- What is needed -
Find how many lines below hold "this", then state that number by itself.
** Opening Data for the task block **
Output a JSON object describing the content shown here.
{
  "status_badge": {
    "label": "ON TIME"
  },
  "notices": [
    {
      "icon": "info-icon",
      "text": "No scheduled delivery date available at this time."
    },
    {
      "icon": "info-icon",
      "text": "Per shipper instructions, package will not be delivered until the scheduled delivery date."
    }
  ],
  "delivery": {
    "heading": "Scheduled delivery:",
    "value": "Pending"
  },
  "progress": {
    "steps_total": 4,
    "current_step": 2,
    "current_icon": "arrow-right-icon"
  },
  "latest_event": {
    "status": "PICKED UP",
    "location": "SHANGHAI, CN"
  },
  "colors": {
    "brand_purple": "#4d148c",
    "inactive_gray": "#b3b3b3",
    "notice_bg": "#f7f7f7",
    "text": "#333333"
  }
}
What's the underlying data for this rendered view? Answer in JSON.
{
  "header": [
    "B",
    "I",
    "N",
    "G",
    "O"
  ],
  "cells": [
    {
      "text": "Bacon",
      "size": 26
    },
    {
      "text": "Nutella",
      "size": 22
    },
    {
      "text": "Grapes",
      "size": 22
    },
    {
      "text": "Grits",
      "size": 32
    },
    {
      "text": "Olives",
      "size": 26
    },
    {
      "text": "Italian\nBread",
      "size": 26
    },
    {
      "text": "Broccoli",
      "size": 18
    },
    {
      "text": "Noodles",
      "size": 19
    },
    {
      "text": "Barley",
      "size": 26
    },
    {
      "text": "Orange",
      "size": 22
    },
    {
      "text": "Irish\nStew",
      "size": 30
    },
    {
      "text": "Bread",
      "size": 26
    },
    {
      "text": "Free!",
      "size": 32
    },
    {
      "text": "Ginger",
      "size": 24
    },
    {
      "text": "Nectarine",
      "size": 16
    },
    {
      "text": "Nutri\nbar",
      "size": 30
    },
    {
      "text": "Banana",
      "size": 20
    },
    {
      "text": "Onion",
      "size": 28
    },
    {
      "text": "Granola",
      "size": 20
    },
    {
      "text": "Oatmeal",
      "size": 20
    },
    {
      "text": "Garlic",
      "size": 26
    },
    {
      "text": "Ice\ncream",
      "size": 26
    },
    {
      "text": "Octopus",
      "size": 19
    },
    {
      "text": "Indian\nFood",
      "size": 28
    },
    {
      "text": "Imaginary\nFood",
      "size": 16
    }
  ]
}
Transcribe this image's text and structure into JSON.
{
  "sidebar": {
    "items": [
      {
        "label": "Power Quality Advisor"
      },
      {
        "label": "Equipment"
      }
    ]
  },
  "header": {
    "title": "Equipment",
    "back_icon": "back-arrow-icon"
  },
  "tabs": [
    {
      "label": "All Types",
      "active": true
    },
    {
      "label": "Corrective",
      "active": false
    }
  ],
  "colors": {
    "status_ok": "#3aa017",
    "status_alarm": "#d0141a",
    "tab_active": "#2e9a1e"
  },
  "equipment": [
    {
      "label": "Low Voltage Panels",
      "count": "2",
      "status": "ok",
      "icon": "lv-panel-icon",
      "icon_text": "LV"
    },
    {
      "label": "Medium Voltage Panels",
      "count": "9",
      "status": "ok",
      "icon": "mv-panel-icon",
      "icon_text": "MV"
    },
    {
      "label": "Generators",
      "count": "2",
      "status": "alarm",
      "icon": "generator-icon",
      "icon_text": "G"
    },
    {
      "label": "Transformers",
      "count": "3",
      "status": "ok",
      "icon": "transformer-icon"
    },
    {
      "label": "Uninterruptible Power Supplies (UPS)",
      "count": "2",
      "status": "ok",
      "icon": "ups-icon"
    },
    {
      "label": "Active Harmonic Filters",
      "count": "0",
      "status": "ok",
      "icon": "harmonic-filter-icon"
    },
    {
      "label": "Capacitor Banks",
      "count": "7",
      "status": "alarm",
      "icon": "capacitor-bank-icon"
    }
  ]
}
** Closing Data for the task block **
- Task solution -
3